The animated main menu is a nice touch, giving this DTV title a bit of polish. The disc also boasts an Audio Commentary with producer Evan Bailey, supervising director Tad Stones, and the three directors. They give a good look at what how they envisioned the film and the time limitations they faced, as well as the choices made regarding story and depicted violence.


It is a decent commentary, but the feature I enjoyed most was the featurette Total Turok (22:19). This is just the type of bonus I like to see for comic book adaptations, going over the history of the property in question as well as the production of the film itself. After all these years, I finally know something of the origins of Turok, and it is fun to see some of those great painted comic book covers. Contributors to the discussion include the producers and writers of the film, plus Valiant Comics’ Bob Layton and comic book and animation historian Mark Evanier, as well as consultant Valerie Red-Horse and composer James Venable.

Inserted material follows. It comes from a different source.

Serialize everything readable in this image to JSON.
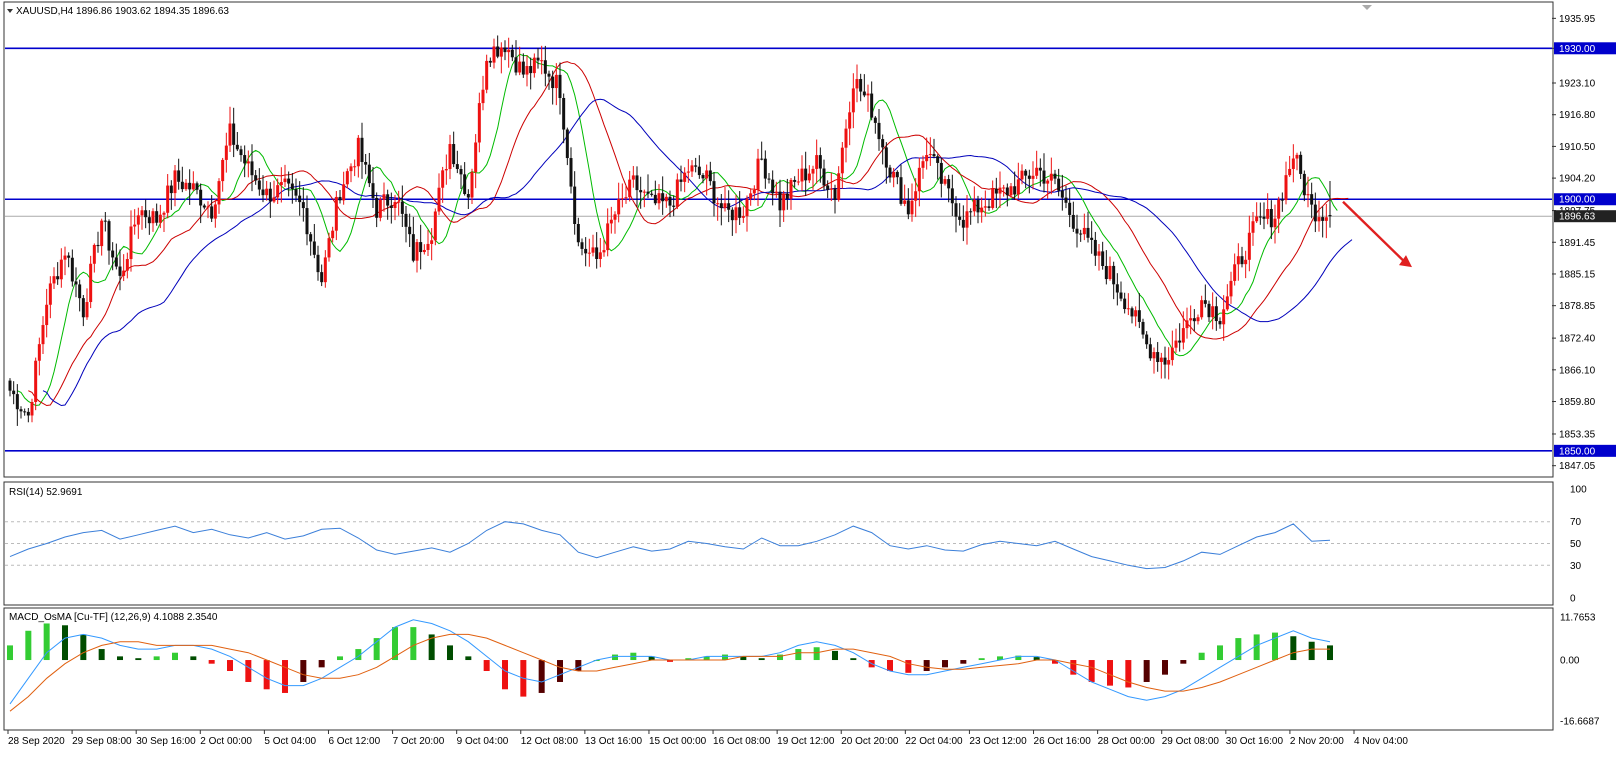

Case Study:

Standard keepcase, with reflective identical slip-sleeve. The back cover wisely includes a warning advising parents that this is not a movie for children, and a sticker on the slip-sleeve does the same.


Ink And Paint:

Digital production once again yields a pristine transfer to DVD. Compression work is admirably devoid of any artifacts. Even fog effects look great, and the picture never has trouble keeping up with all the action. The 16:9 anamorphic transfer is as good as it gets on standard DVD, showing off all the wonderful detail given to the props and costumes.


Scratch Tracks:

We are treated to a full 5.1 sound field, and the sound designer went all-out to provide the best experience possible. There is good depth to the audio, and frequent use of the surrounds. At no time during the film do you forget that you’re getting the full package of 5.1 Dolby Digital.


Final Cut:

I never thought I’d see the day when we got a Turok: Son Of Stone feature, and now that it’s here I feel relieved that it wasn’t horrible, but still mildly disappointed that I didn’t like Turok (the character) more. It seems like they were so intent on making this a mature film, they left out some of the fun. A movie’s hero need not be a morose jerk in order to come off as “adult,” yet their Turok fails to allow any viewer identification. The result is that the viewer only watches the movie, rather than getting drawn into it. The film is technically done well, however, and the technical specs on the disc are solid. A good commentary and even better featurette make this a worthwhile package. I’d actually like to see Turok explored further in another film, where he might be allowed to grow into a hero that we want to spend more time with. I also would love to see a Magnus or Doctor Solar film, if Turok’s graphic excesses don’t prevent it from doing well commercially.

Animated Classic or Back To The Drawing Board?